Player”s handbook dungeons & dragons pdf

The 4th edition was published in 2008. The 5th edition was player’s handbook dungeons & dragons pdf in 2014.

An optional combat system was included within the rules that later developed into the sole combat system of later versions of the game. 1 through 3, and included dice and a beginner’s module. The “blue booklet” explained the game’s concepts and method of play in terms that made it accessible to new players not familiar with tabletop miniatures wargaming. Unusual features of this version included an alignment system of five alignments as opposed to the three or nine alignments of the other versions. 4 through 14, for players who preferred the simplified introductory ruleset. By the end of 1995, TSR ended its support for the line.

Initially, the 2nd edition was planned to consolidate the game, but more changes were made during development, while still aiming at backwards compatibility with 1st edition. The target age of the game was also lowered, with most 2nd edition products being aimed primarily at teenagers. The game was again published as three core rulebooks which incorporated the expansions and revisions which had been published in various supplements over the previous decade. It was intended that the loose-leaf binder would allow the book to be updated and customized as needed.

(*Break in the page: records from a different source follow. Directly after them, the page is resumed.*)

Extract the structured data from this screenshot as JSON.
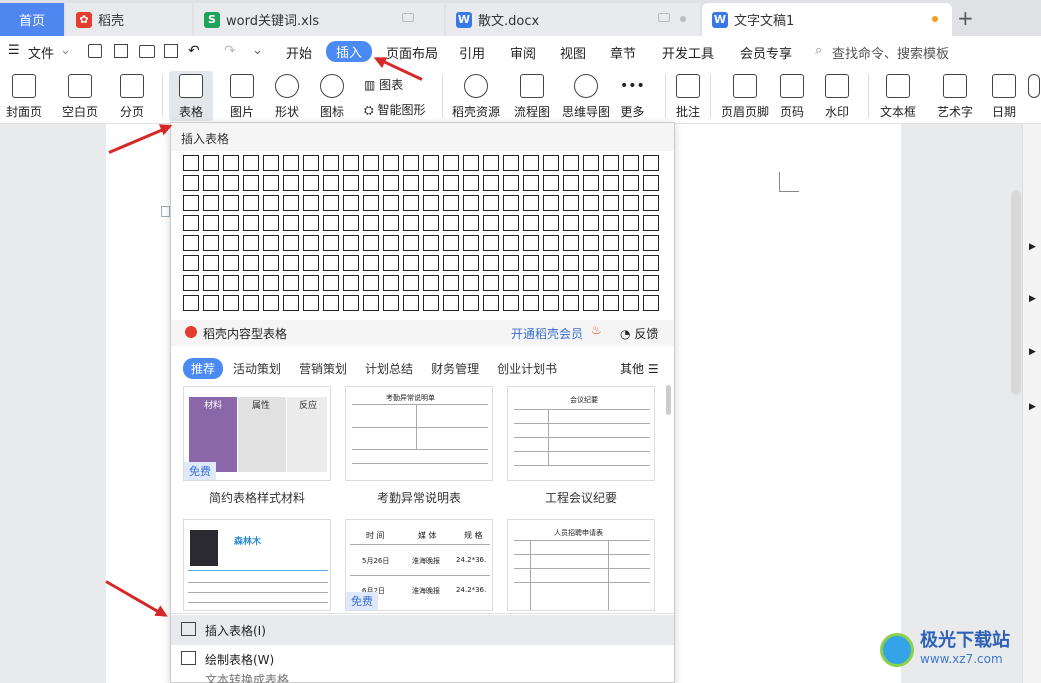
{
  "tabs": [
    {
      "label": "首页"
    },
    {
      "label": "稻壳",
      "icon": "daoke-icon"
    },
    {
      "label": "word关键词.xls",
      "icon": "spreadsheet-icon"
    },
    {
      "label": "散文.docx",
      "icon": "writer-icon"
    },
    {
      "label": "文字文稿1",
      "icon": "writer-icon"
    }
  ],
  "menu": {
    "file": "文件",
    "items": [
      "开始",
      "插入",
      "页面布局",
      "引用",
      "审阅",
      "视图",
      "章节",
      "开发工具",
      "会员专享"
    ],
    "search_placeholder": "查找命令、搜索模板"
  },
  "ribbon": {
    "cover": "封面页",
    "blank": "空白页",
    "pagebreak": "分页",
    "table": "表格",
    "picture": "图片",
    "shape": "形状",
    "icon": "图标",
    "chart": "图表",
    "smart": "智能图形",
    "daoke": "稻壳资源",
    "flow": "流程图",
    "mind": "思维导图",
    "more": "更多",
    "comment": "批注",
    "header": "页眉页脚",
    "pagenum": "页码",
    "watermark": "水印",
    "textbox": "文本框",
    "wordart": "艺术字",
    "date": "日期"
  },
  "popup": {
    "title": "插入表格",
    "grid": {
      "rows": 8,
      "cols": 24
    },
    "daoke_title": "稻壳内容型表格",
    "member": "开通稻壳会员",
    "feedback": "反馈",
    "categories": [
      "推荐",
      "活动策划",
      "营销策划",
      "计划总结",
      "财务管理",
      "创业计划书"
    ],
    "other": "其他",
    "templates": [
      {
        "label": "简约表格样式材料",
        "free": "免费",
        "cells": [
          "材料",
          "属性",
          "反应"
        ]
      },
      {
        "label": "考勤异常说明表",
        "title": "考勤异常说明单"
      },
      {
        "label": "工程会议纪要",
        "title": "会议纪要"
      },
      {
        "name": "森林木",
        "free": ""
      },
      {
        "cols": [
          "时 间",
          "媒 体",
          "规 格"
        ],
        "rows": [
          [
            "5月26日",
            "淮海晚报",
            "24.2*36."
          ],
          [
            "6月2日",
            "淮海晚报",
            "24.2*36."
          ]
        ],
        "free": "免费"
      },
      {
        "title": "人员招聘申请表"
      }
    ],
    "actions": [
      "插入表格(I)",
      "绘制表格(W)",
      "文本转换成表格"
    ]
  },
  "watermark": {
    "title": "极光下载站",
    "url": "www.xz7.com"
  }
}
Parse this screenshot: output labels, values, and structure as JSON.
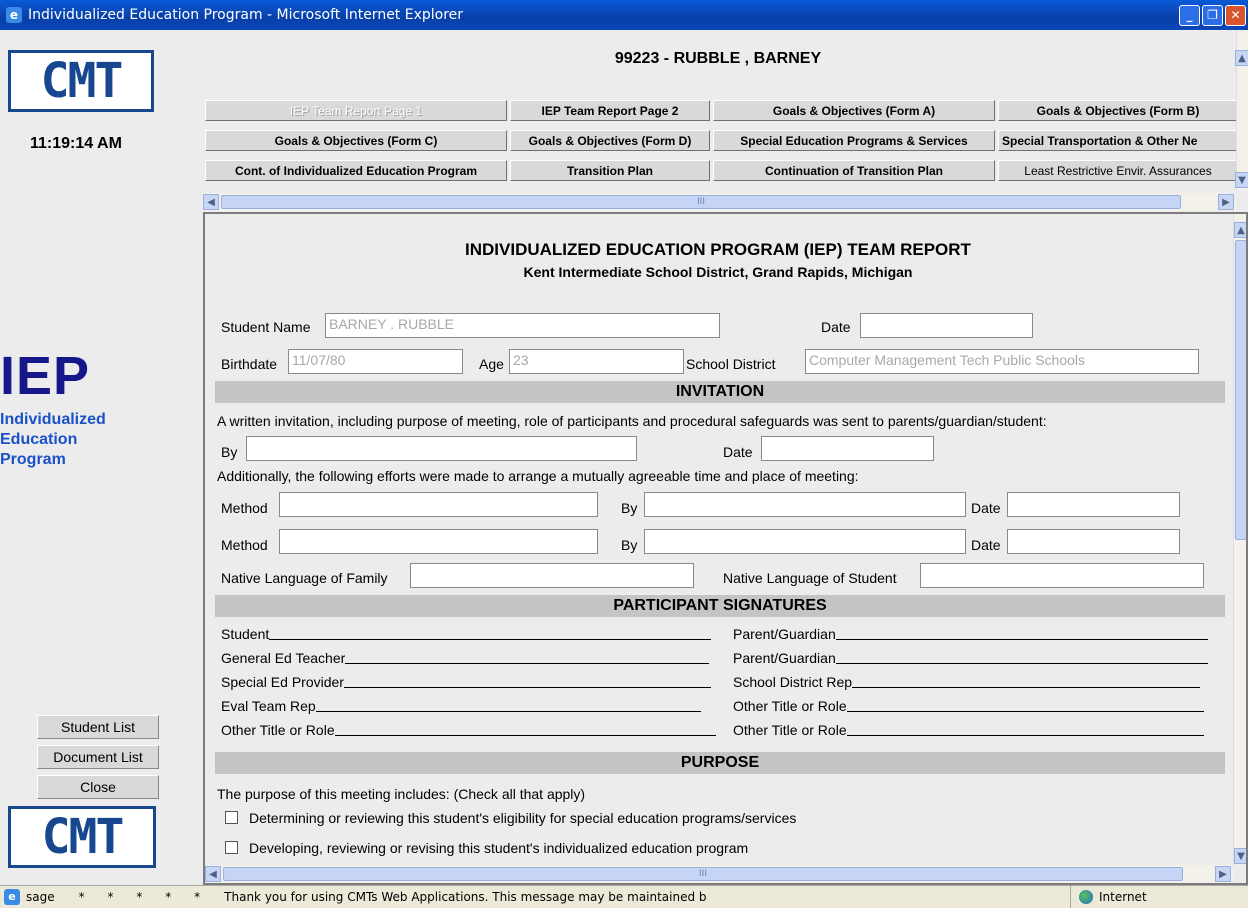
{
  "window": {
    "title": "Individualized Education Program - Microsoft Internet Explorer",
    "icon": "ie-icon"
  },
  "left": {
    "logo_text": "CMT",
    "clock": "11:19:14 AM",
    "iep_big": "IEP",
    "iep_sub": [
      "Individualized",
      "Education",
      "Program"
    ],
    "buttons": {
      "student_list": "Student List",
      "document_list": "Document List",
      "close": "Close"
    }
  },
  "top": {
    "student_title": "99223 - RUBBLE , BARNEY",
    "nav": [
      {
        "label": "IEP Team Report Page 1",
        "disabled": true
      },
      {
        "label": "IEP Team Report Page 2"
      },
      {
        "label": "Goals & Objectives (Form A)"
      },
      {
        "label": "Goals & Objectives (Form B)"
      },
      {
        "label": "Goals & Objectives (Form C)"
      },
      {
        "label": "Goals & Objectives (Form D)"
      },
      {
        "label": "Special Education Programs & Services"
      },
      {
        "label": "Special Transportation & Other Ne"
      },
      {
        "label": "Cont. of Individualized Education Program"
      },
      {
        "label": "Transition Plan"
      },
      {
        "label": "Continuation of Transition Plan"
      },
      {
        "label": "Least Restrictive Envir. Assurances"
      }
    ],
    "hscroll_label": "III"
  },
  "report": {
    "title": "INDIVIDUALIZED EDUCATION PROGRAM (IEP) TEAM REPORT",
    "subtitle": "Kent Intermediate School District, Grand Rapids, Michigan",
    "student_name_label": "Student Name",
    "student_name_value": "BARNEY . RUBBLE",
    "date_label": "Date",
    "date_value": "",
    "birthdate_label": "Birthdate",
    "birthdate_value": "11/07/80",
    "age_label": "Age",
    "age_value": "23",
    "school_district_label": "School District",
    "school_district_value": "Computer Management Tech Public Schools",
    "invitation": {
      "heading": "INVITATION",
      "text": "A written invitation, including purpose of meeting, role of participants and procedural safeguards was sent to parents/guardian/student:",
      "by_label": "By",
      "date_label": "Date",
      "efforts_text": "Additionally, the following efforts were made to arrange a mutually agreeable time and place of meeting:",
      "method_label": "Method",
      "by2_label": "By",
      "date2_label": "Date",
      "native_family_label": "Native Language of Family",
      "native_student_label": "Native Language of Student"
    },
    "signatures": {
      "heading": "PARTICIPANT SIGNATURES",
      "left": [
        "Student",
        "General Ed Teacher",
        "Special Ed Provider",
        "Eval Team Rep",
        "Other Title or Role"
      ],
      "right": [
        "Parent/Guardian",
        "Parent/Guardian",
        "School District Rep",
        "Other Title or Role",
        "Other Title or Role"
      ]
    },
    "purpose": {
      "heading": "PURPOSE",
      "intro": "The purpose of this meeting includes: (Check all that apply)",
      "items": [
        "Determining or reviewing this student's eligibility for special education programs/services",
        "Developing, reviewing or revising this student's individualized education program"
      ]
    },
    "hscroll_label": "III"
  },
  "status": {
    "left": "sage",
    "stars": "*      *      *      *      *",
    "message": "Thank you for using CMTs Web Applications.  This message may be maintained b",
    "zone": "Internet"
  }
}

This format proved highly susceptibile to wear and tear however, and presented difficulties in keeping alphabetic order when pages had been printed with monsters on each side. The edition also greatly increases the power of dragons. This was done to counter the impression of relative weakness of the game’s titular monster. Numerous mechanical changes were made to the game.

The combat system was modified. Critical hits are offered as optional rules. Character creation is modified in many ways. Assassins and monks were removed from the game as character classes, “magic-users” are renamed “mages”, illusionists are made into a subtype of the wizard class, along with new classes specializing in the other schools of magic. In 1995, TSR re-released the core rulebooks for 2nd Edition with new covers, art, and page layouts. Some of the optional rules included the introduction of a point-based system to allow players to pick and choose parts of classes to make their own class in a similar fashion to non-weapon proficiencies and attacks of opportunity are possible in combat.

The d20 system uses a more unified mechanic than earlier editions, resolving nearly all actions with a d20 die roll plus appropriate modifiers. Modifiers based on ability scores follow a standardized formula. Third edition combat allows for a grid system, encouraging highly tactical gameplay and facilitating the use of miniatures. New character options were introduced. Later products included additional and supplementary rules subsystems such as “epic-level” options for characters above 20th level, as well as a heavily revised treatment of psionics.

3rd edition removes previous editions’ restrictions on class and race combinations that were intended to track the preferences of the race, and on the level advancement of non-human characters. D-compatible content under a broadly recognizable commercial license. This revision was intentionally a small one focusing on addressing common complaints about certain aspects of gameplay, hence the “half edition” version number. New feats are added and numerous changes are made to existing feats, while several skills are renamed or merged with other skills. 5 and the relatively brief period of time that it had been in publication. 4th edition sold out during preorders, and Wizards of the Coast announced a second print run prior to the game’s official release. Mechanically, 4th edition saw a major overhaul of the game’s systems.